Carefully place vinyl and transfer tape on the bus beltline surface. When placing down your graphics hold the top and bottom corners. Pull tight and straight- enough that vinyl lettering or graphics is taught and not wrinkled, but not so tight that it pulls hinge tape away from the bus surface.
Squeegee the surface. The goal is to use the squeegee to force air from the vinyl. While applying firm and even pressure squeegee the face of the material using a semi-circular strokes outward- and away from center.
Remove all masking tape. Remove vinyl backing paper and repeat Step 4 and Step 5
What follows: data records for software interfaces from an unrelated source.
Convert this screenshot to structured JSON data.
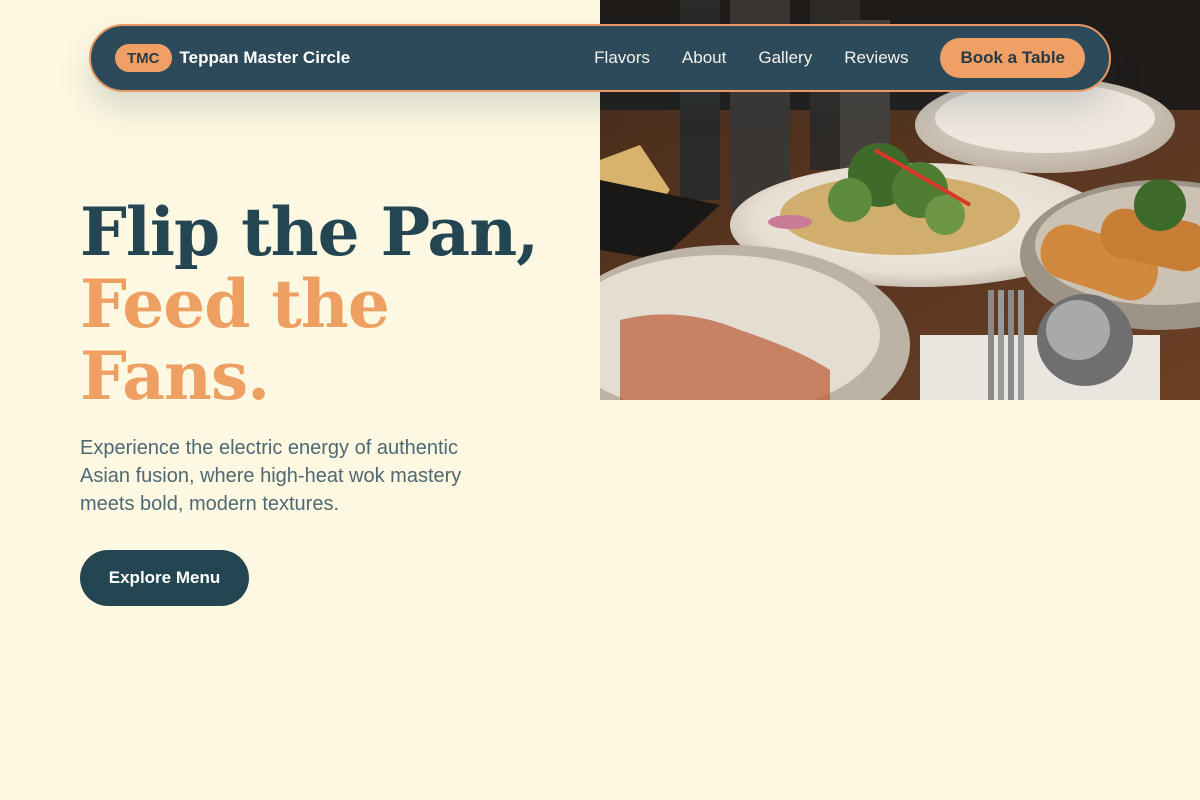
{
  "colors": {
    "background": "#fdf8e1",
    "navy": "#244552",
    "accent": "#ee9f62",
    "nav_bg": "#2d4a5a"
  },
  "nav": {
    "brand_badge": "TMC",
    "brand_name": "Teppan Master Circle",
    "links": [
      "Flavors",
      "About",
      "Gallery",
      "Reviews"
    ],
    "cta": "Book a Table"
  },
  "hero": {
    "title_line1": "Flip the Pan,",
    "title_line2": "Feed the Fans.",
    "subtitle": "Experience the electric energy of authentic Asian fusion, where high-heat wok mastery meets bold, modern textures.",
    "cta": "Explore Menu",
    "image_icon": "food-photo"
  }
}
Carefully remove application tape, Do not pull directly away from vehicle, as this may pull freshly installed vinyl off. Instead remove slowly, at a hard downward angle. Cool and/or damp weather may prevent the vinyl from properly bonding. If adhesion issues arise from cold and/or damp surface temperatures, a heat gun may be used to warm and dry bus surface prior to installation.
As Stated above, there are several methods of installing Vinyl Copy. But when it comes to what method is used the most, especially when starting out. The Hinge method wins, hand down.
Larger graphics like the “SCHOOL BUS” and rear “CAUTION” wording are just so much easier using this method.
Wrapping it up
So that’s it, you’ve got you’re School Bus lettering installed…and it looks great, well done! You can apply these techniques to all of the decals, lettering, and striping that goes on a school bus, big or small. Just practice…then practice, and above all, practice. The more practice you get, the better it will look, and of course, we want that school bus to look it’s best.
After all, we’re “Identifying What’s Important”.